╭──
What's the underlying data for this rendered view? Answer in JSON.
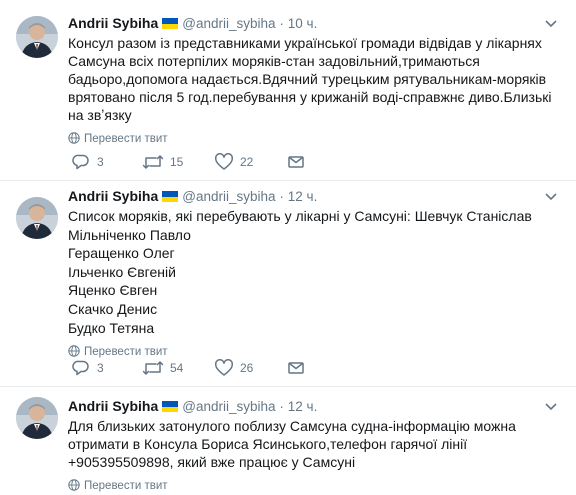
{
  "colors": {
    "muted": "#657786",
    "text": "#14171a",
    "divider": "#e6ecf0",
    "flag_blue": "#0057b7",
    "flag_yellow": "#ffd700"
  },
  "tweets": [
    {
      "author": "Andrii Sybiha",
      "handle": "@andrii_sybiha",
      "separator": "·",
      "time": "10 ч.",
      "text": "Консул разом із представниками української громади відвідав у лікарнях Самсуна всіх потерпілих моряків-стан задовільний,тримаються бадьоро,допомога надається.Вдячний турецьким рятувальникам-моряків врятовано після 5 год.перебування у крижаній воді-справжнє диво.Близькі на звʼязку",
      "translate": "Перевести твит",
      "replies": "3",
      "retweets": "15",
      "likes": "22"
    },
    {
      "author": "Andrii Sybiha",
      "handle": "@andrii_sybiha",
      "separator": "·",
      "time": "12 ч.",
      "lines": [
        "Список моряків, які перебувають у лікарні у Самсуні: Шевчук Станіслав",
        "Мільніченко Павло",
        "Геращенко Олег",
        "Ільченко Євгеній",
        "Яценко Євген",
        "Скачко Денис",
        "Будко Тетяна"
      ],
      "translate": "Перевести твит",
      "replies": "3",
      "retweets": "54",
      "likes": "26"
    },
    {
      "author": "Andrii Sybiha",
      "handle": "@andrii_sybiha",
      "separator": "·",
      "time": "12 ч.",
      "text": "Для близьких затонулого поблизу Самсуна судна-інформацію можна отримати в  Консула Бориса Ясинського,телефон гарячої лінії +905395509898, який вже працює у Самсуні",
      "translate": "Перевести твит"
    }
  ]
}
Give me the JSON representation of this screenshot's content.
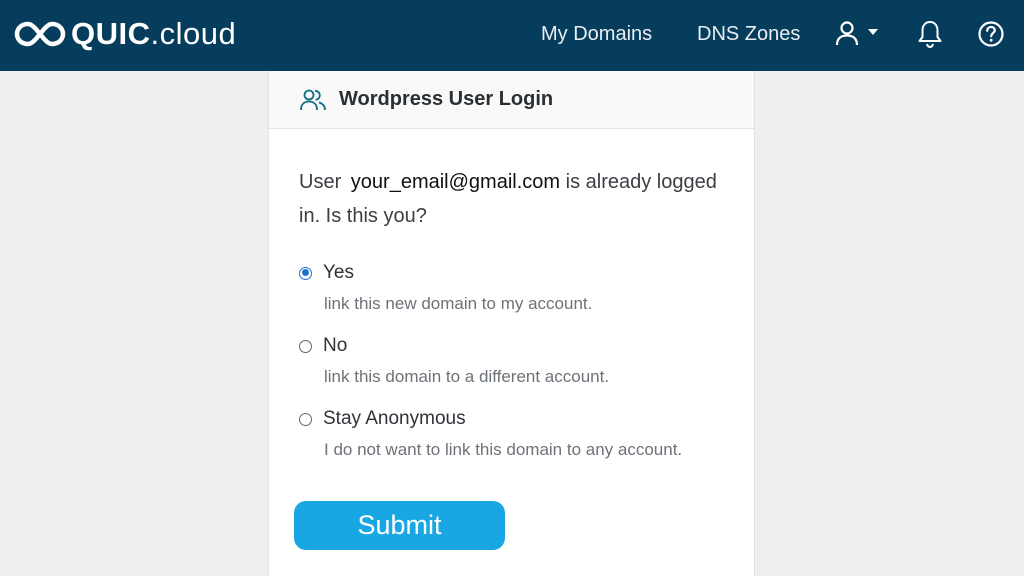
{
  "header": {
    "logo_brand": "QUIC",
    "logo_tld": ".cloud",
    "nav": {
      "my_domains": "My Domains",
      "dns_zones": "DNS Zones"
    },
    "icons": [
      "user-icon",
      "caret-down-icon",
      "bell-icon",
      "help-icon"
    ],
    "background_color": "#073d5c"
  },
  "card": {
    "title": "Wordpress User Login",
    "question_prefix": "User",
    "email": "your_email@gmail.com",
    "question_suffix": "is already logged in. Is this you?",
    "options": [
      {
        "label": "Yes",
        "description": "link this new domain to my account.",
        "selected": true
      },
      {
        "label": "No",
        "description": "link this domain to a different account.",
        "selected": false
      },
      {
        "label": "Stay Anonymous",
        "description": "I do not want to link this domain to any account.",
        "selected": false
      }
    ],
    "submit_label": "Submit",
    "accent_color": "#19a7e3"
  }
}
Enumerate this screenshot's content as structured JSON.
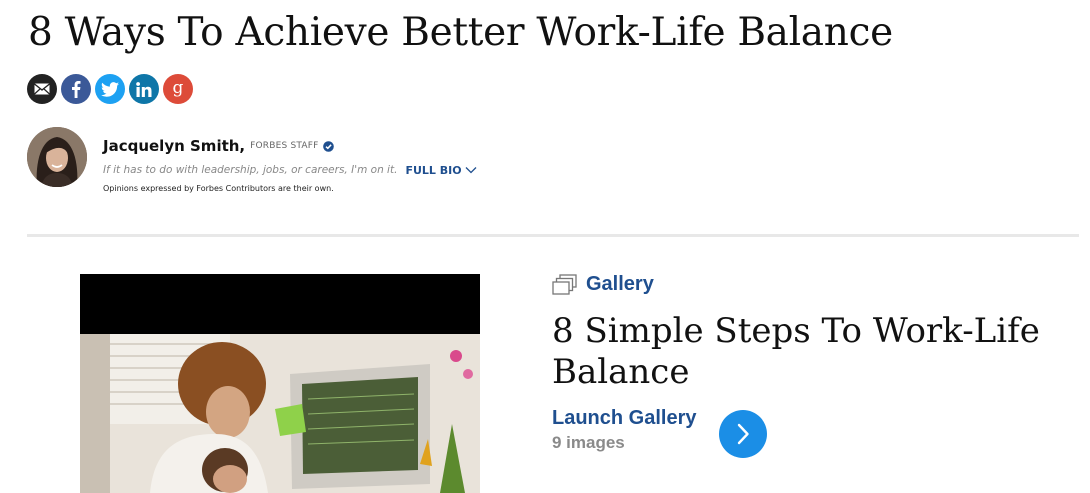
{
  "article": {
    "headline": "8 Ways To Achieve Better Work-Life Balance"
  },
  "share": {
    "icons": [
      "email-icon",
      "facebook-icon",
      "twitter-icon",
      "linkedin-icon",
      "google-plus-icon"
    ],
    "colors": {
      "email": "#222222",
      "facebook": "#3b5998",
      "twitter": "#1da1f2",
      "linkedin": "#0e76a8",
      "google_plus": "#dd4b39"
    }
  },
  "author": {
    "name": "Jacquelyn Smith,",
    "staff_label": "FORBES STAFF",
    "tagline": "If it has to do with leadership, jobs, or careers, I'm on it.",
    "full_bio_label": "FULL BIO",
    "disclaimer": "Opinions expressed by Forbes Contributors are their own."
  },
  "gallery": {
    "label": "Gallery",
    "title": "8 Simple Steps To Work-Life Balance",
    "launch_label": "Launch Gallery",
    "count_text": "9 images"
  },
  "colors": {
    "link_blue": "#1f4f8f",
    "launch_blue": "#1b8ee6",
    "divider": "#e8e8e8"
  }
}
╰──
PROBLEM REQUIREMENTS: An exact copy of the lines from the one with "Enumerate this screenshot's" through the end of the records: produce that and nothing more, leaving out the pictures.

REPLY TO THE TASK:
Enumerate this screenshot's content as structured JSON.
{
  "article": {
    "headline": "8 Ways To Achieve Better Work-Life Balance"
  },
  "share": {
    "icons": [
      "email-icon",
      "facebook-icon",
      "twitter-icon",
      "linkedin-icon",
      "google-plus-icon"
    ],
    "colors": {
      "email": "#222222",
      "facebook": "#3b5998",
      "twitter": "#1da1f2",
      "linkedin": "#0e76a8",
      "google_plus": "#dd4b39"
    }
  },
  "author": {
    "name": "Jacquelyn Smith,",
    "staff_label": "FORBES STAFF",
    "tagline": "If it has to do with leadership, jobs, or careers, I'm on it.",
    "full_bio_label": "FULL BIO",
    "disclaimer": "Opinions expressed by Forbes Contributors are their own."
  },
  "gallery": {
    "label": "Gallery",
    "title": "8 Simple Steps To Work-Life Balance",
    "launch_label": "Launch Gallery",
    "count_text": "9 images"
  },
  "colors": {
    "link_blue": "#1f4f8f",
    "launch_blue": "#1b8ee6",
    "divider": "#e8e8e8"
  }
}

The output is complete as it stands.